Indigenous Peoples Task Force

A nonprofit organization

$79,692 raised by 508 donors

Giving the next generation of Native youth a chance to know their culture and develop their resilience gives us hope. The Indigenous Peoples Task Force offers four programs for young people.

Can you make a donation in support of our youth? This has been an unusual year and support from individual donors helps us respond to unexpected and be there for our youth when they need us most.

We are also very happy to report that as soon as the ground thaws in 2022 we anticipate beginning construction on our new building which will bring all these programs under one roof and give space for our growing staff. In response to increased building costs we are pursuing funding from the American Recovery Act. Please reach out to us if you would like to make a capital gift to help us start strong.

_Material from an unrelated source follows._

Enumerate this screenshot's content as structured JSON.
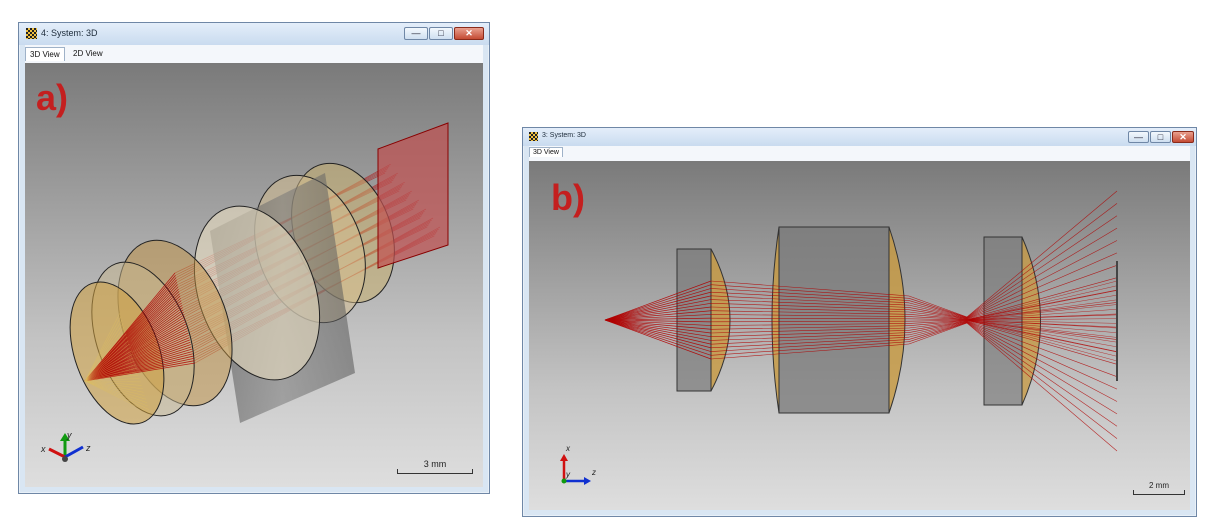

Ikidowin (Peer Education and Acting Ensemble)
The Ikidowin youth program teaches sexual health, healthy relationships, and consent through the use of theater art. Youth have the opportunity to enact situations through theater to practice using the skills and knowledge they learned and to teach others this knowledge as well. Theater can remove barriers of awkwardness and de-stigmatize many of these topics, empowering youth to develop leadership skills, oral communication skills and problem solving skills.

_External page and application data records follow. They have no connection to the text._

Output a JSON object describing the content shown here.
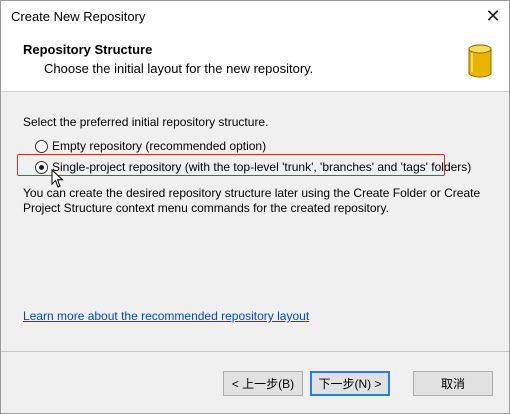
{
  "window": {
    "title": "Create New Repository",
    "close_glyph": "✕"
  },
  "header": {
    "title": "Repository Structure",
    "subtitle": "Choose the initial layout for the new repository.",
    "icon": "database-icon",
    "icon_color": "#e8b400"
  },
  "content": {
    "prompt": "Select the preferred initial repository structure.",
    "options": [
      {
        "label": "Empty repository (recommended option)",
        "selected": false
      },
      {
        "label": "Single-project repository (with the top-level 'trunk', 'branches' and 'tags' folders)",
        "selected": true
      }
    ],
    "description": "You can create the desired repository structure later using the Create Folder or Create Project Structure context menu commands for the created repository.",
    "link": "Learn more about the recommended repository layout"
  },
  "buttons": {
    "back": "< 上一步(B)",
    "next": "下一步(N) >",
    "cancel": "取消"
  },
  "colors": {
    "highlight": "#d03030",
    "link": "#0645c8",
    "default_button_border": "#2c7fd8"
  }
}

Keep the Fire Alive (KTFA) (suicide prevention)
KTFA is a substance abuse and mental health awareness program that rebuilds connections through creativity, hands-on learning, cultural activities, and field trips. KTFA recognizes how colonization––both historical and modern––manifests in present day trauma in Indigenous youth. Through creative and participatory learning youth learn about depression, stress management, bullying and suicide prevention. Youth have participated in many creative projects, including creating the mural pictured above.

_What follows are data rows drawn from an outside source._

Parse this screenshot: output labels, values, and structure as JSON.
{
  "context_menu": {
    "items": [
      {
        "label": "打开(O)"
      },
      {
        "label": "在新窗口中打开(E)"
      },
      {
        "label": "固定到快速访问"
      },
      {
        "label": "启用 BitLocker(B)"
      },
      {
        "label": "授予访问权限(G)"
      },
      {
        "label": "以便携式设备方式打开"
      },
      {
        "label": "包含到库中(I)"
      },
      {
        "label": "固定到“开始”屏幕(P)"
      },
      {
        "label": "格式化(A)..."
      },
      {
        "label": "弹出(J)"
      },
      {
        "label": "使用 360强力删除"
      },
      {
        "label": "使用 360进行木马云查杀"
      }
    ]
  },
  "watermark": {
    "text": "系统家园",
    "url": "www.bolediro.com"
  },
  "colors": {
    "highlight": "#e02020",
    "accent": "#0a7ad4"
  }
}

Waybinagay (substance abuse prevention)
Waybinagay is a commercial tobacco, alcohol and drugs prevention and cessation program for Indigenous youth and young adults ages 11-26. It focuses specifically on restoring honor to the sacred plant, Asemaa (tobacco). Waybinagay uses an 8-session curriculum to educate youth on the ceremonial and cultural significance of Asemaa and reconnect them with traditional medicine. Waybinagay is part of a larger vision to return first medicines to native peoples and restore generational knowledge pathways through youth education.

Indigi-Baby Food Project
Indigi-Baby is a sustainable food project that attempts to address disproportionately high rates of chronic illnesses in Indigenous children. We aim to increase access to and availability of baby food made from traditional Indigenous food, such as squash, wild rice, and berries and to pass on teachings to youth. We are ramping up to hire and train native youth on sustainable food production, manufacturing, packaging, and marketing of Indigi-Baby products. Our curriculum also incorporates how spirituality and ceremony are part of decolonizing our food system and building food sovereignty.

We appreciate your support! Together we are building resilient and creative Native youth.

Organization Data


Organization name

Indigenous Peoples Task Force

Tax id (EIN)



Arts & Culture Education Environment Health Community

BIPOC Serving

BIPOC Serving




1335 EAST 23RD STREET NO 150



Social Media